Four years ago, stocks were down more than 55 percent as the whole financial sector was in meltdown. The government was making emergency loans to too-big-to-fail banks and insurance companies to save the system from collapse. Financial giants like Lehman Brothers and Merrill Lynch needed to be acquired. GM was on the verge of bankruptcy and the great depression ahead seemed like a sure thing. "Cash is king" was the phrase of choice as so many investors bought the new, and absolutely silly, paradigm that "capitalism was dead."
I'd be lying if I said I wasn't feeling intense pain. The hardest thing I ever had to do was to take my own advice in this video filmed two business days before March 9, 2009. Buying more equities at that time was like being punched in the gut three times and then asking for three more.

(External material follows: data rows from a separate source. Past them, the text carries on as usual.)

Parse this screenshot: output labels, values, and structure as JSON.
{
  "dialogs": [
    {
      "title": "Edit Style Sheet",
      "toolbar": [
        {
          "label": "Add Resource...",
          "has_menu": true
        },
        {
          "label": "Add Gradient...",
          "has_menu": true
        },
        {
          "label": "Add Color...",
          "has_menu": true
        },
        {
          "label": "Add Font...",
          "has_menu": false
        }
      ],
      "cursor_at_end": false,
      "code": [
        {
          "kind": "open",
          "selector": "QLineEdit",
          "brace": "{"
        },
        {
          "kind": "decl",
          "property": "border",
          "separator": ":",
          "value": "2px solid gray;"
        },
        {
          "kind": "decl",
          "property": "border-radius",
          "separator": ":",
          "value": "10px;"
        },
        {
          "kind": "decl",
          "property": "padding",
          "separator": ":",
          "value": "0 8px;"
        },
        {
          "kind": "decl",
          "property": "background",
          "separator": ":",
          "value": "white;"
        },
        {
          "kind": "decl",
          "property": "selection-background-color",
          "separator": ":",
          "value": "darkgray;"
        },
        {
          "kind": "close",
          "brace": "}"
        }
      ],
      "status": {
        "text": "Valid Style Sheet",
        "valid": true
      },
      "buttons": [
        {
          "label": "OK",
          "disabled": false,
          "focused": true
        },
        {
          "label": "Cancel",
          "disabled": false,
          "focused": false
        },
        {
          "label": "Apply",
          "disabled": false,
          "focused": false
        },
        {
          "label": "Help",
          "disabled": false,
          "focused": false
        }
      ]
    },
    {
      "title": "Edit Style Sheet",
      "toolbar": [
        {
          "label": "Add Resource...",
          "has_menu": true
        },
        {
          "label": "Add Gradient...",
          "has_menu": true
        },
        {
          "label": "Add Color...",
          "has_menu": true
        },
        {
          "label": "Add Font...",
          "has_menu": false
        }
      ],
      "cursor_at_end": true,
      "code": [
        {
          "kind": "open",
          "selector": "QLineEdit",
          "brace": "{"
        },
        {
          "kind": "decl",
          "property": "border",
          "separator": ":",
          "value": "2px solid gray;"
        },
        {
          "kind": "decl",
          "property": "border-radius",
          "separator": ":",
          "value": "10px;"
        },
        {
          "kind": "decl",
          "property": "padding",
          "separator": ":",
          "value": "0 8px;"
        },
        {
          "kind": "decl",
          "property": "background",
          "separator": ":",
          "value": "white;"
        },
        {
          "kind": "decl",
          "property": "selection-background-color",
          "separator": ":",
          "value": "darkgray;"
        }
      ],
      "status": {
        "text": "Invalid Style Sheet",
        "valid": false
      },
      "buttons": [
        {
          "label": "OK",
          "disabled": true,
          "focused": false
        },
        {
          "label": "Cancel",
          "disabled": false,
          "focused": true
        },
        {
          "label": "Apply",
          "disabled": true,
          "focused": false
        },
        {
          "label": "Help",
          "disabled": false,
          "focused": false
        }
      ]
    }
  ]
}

I know I gladly would have taken those punches to get my losses back.
In the "Bear to Remember" article, my goal was to help investors capture the pain and use it as a teachable moment. No good bear should go wasted. I wanted readers to write down or record a video talking about their feelings and what they would do the next time stocks recovered.
Fear can be a motivator and a good teacher. While I don't know whether stocks will have a 50% plunge or surge, I do know that most investors aren't nearly as afraid as they should be. Running away from stock funds from 2008 to 2012, and only now returning after hitting new highs, illustrates how little investors channel that fear effectively.
So pull out your investment statements between September 2008 and March 2009. Look at how much you lost and try to remember your pain and what it compelled you to do. Did you make any trades? If you sold some of your equities back then and increased your cash, what makes you think you will do anything different next time?
Write down a simple asset allocation policy. "For the next 10 years I will not let my portfolio vary by more than five percentage points from this allocation: Stocks ____%, Bonds ____%, Cash ____%." Then before finalizing, ask yourself whether you would stick with it if the headlines read "Stocks down 70% as economic collapse imminent." Would you have the courage to stick to the plan? Don't kid yourself. It's better to have a conservative policy that you follow than an aggressive policy you won't.
Remember two things. First, the herd is always brave when markets reach new highs. Second, the herd always gets slaughtered.